Georgetown Cupcake Founders Share the Perks of Running a Family Business

They left behind their stable careers for cupcakes.

September 22, 2016, 12:53 PM

— -- Georgetown Cupcake founders and sisters Sophie Kallinis LaMontagne and Katherine Kallinis Berman opened their first brick-and-mortar bakery during the recession in 2008, when bank loans were near impossible to come by and maxing out credit cards and life savings was the only way to get their dream off the ground.

“When we started it was 2008, no banks were lending at all,” LaMontagne tells ABC News' Rebecca Jarvis. “They say that sometimes the best business ideas die in bank parking lots because if you don’t have the money, people keep telling you no, so we had to find a way to get to yes.”

Leaving their stable careers in finance and fashion behind to pursue their dreams of owning a bakery, the duo rolled up their sleeves and took on every expense they could, from painting the store walls to sleeping on couches for a year.
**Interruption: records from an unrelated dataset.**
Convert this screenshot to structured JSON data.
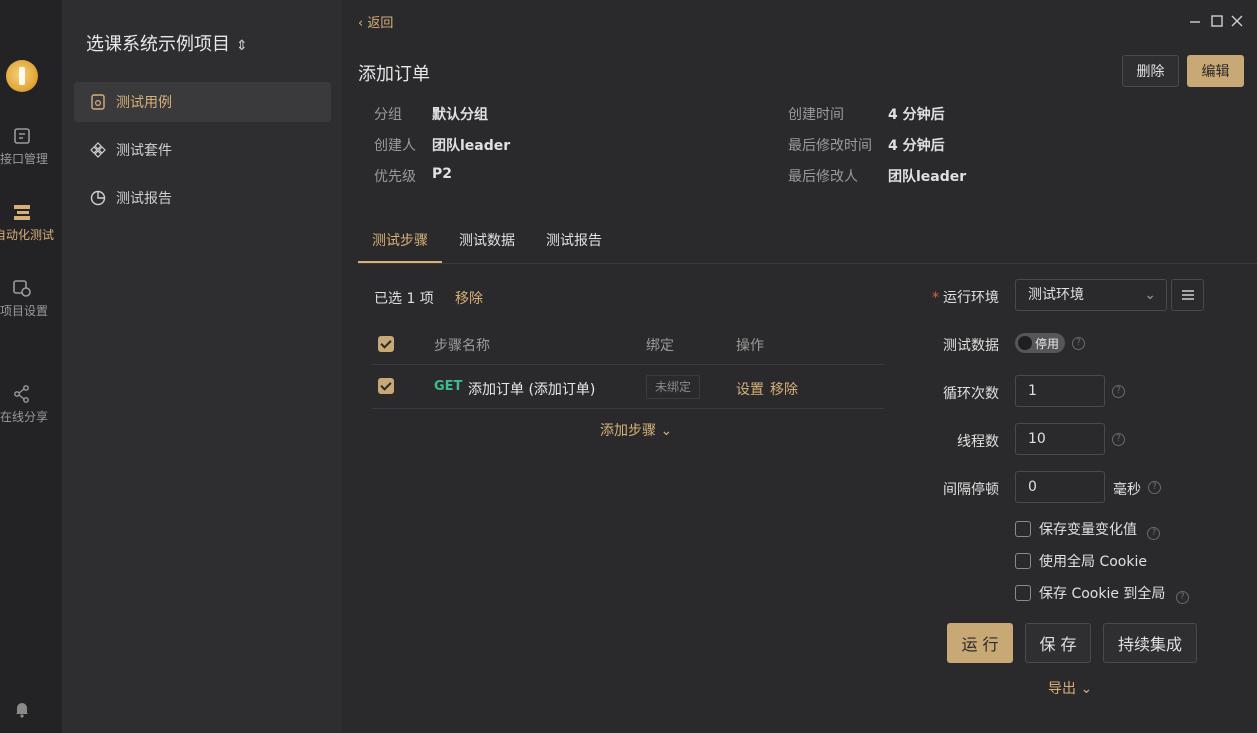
{
  "rail": {
    "items": [
      {
        "label": "接口管理",
        "icon": "api-icon"
      },
      {
        "label": "自动化测试",
        "icon": "automation-icon"
      },
      {
        "label": "项目设置",
        "icon": "settings-icon"
      },
      {
        "label": "在线分享",
        "icon": "share-icon"
      }
    ]
  },
  "sidebar": {
    "project_title": "选课系统示例项目",
    "caret": "⌃⌄",
    "items": [
      {
        "label": "测试用例",
        "active": true
      },
      {
        "label": "测试套件"
      },
      {
        "label": "测试报告"
      }
    ]
  },
  "header": {
    "back_label": "‹ 返回",
    "title": "添加订单",
    "delete_label": "删除",
    "edit_label": "编辑"
  },
  "meta": {
    "group_key": "分组",
    "group_val": "默认分组",
    "creator_key": "创建人",
    "creator_val": "团队leader",
    "priority_key": "优先级",
    "priority_val": "P2",
    "created_key": "创建时间",
    "created_val": "4 分钟后",
    "modified_key": "最后修改时间",
    "modified_val": "4 分钟后",
    "modifier_key": "最后修改人",
    "modifier_val": "团队leader"
  },
  "tabs": [
    "测试步骤",
    "测试数据",
    "测试报告"
  ],
  "steps": {
    "selected_text": "已选 1 项",
    "remove_label": "移除",
    "columns": {
      "name": "步骤名称",
      "binding": "绑定",
      "actions": "操作"
    },
    "rows": [
      {
        "method": "GET",
        "name": "添加订单 (添加订单)",
        "binding": "未绑定",
        "settings": "设置",
        "remove": "移除"
      }
    ],
    "add_label": "添加步骤 ⌄"
  },
  "form": {
    "env_label": "运行环境",
    "env_value": "测试环境",
    "data_label": "测试数据",
    "data_toggle": "停用",
    "loops_label": "循环次数",
    "loops_value": "1",
    "threads_label": "线程数",
    "threads_value": "10",
    "interval_label": "间隔停顿",
    "interval_value": "0",
    "interval_unit": "毫秒",
    "checks": [
      "保存变量变化值",
      "使用全局 Cookie",
      "保存 Cookie 到全局"
    ],
    "run_label": "运 行",
    "save_label": "保 存",
    "ci_label": "持续集成",
    "export_label": "导出 ⌄"
  },
  "colors": {
    "accent": "#c8a874",
    "method_get": "#3dbd8e"
  }
}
Starting out with little capital and zero experience made the success story of Georgetown Cupcakes even more remarkable, and the sisters' story caught the nation’s attention when TLC aired their reality show, “DC Cupcakes,” from 2010 to 2013.
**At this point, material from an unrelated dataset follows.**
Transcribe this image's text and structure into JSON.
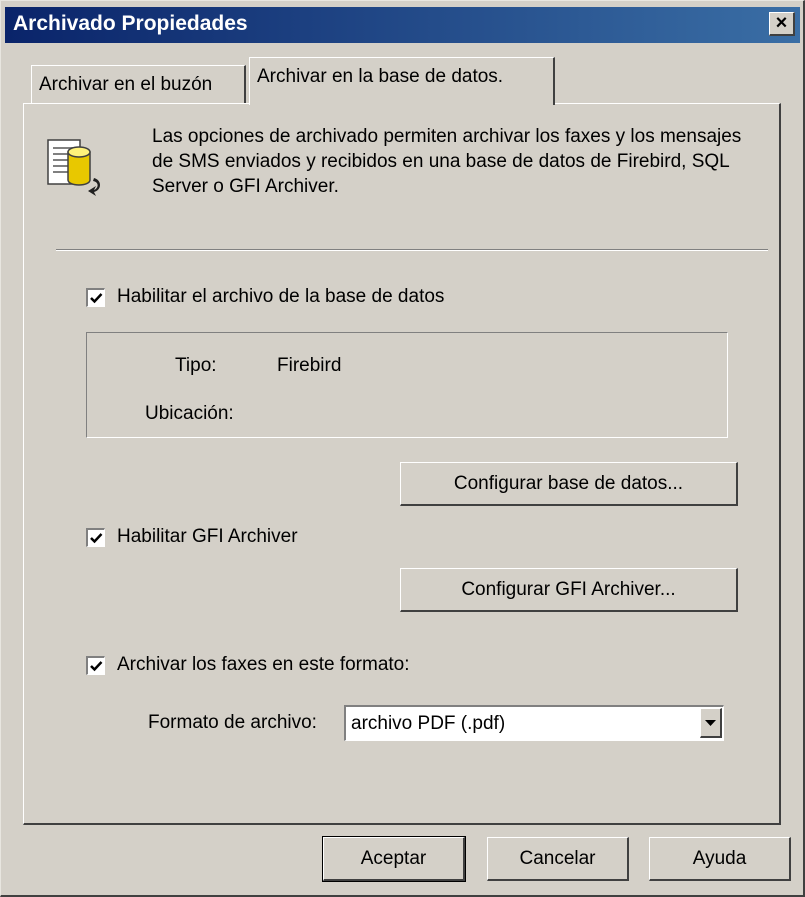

Now, there are six Georgetown Cupcake locations around the country and a TLC “cupcake cam” with 24/7 live feeds of their flagship DC bakery location. The sisters also are best-selling authors of "The Cupcake Diaries" and "Sweet Celebrations."

When the sisters sat down with Rebecca Jarvis for an episode of Real Biz with Rebecca Jarvis, they shared one of their secret ingredients to success: family.

“Being sisters has actually helped us, we don’t sort of tip-toe around each other,” said Berman. “If Sophie doesn’t like something she tells me to my face, she doesn’t sugar coat it. I think we’re able to make the best decisions for our company by just hashing it out.”

With only a year-and-a-half age difference between them, the Kallinis sisters were always close. They spent their afternoons baking with their Greek grandmother, who lived down the street from their Toronto house and taught them traditional Greek recipes from scratch. That family tradition has now carried on with their mother, who has stayed on as an employee since the store opened.

“It was just the two of us, and our mom came to help us for the weekend and she ended up never leaving,” Berman said.

Having their grandmother’s recipes and their mother’s support, combined with Sophie’s business background and Katherine’s creative background from fashion, made a company expansion possible. Their brand has also grown thanks to social media, and the bakery boasts over half a million Instagram and Twitter followers (who can reap benefits like snagging free cupcakes).

“I think that it’s important when you choose a business partner to make sure that your relationship can withstand it, and family businesses can go either way,” LaMontagne said. “There are going to be highs and lows in a business – nothing goes straight to heaven. It’s going to be a roller coaster.”

For more business insights from successful entrepreneurs, watch Real Biz with Rebecca Jarvis and follow Rebecca Jarvis on for live interviews like this one.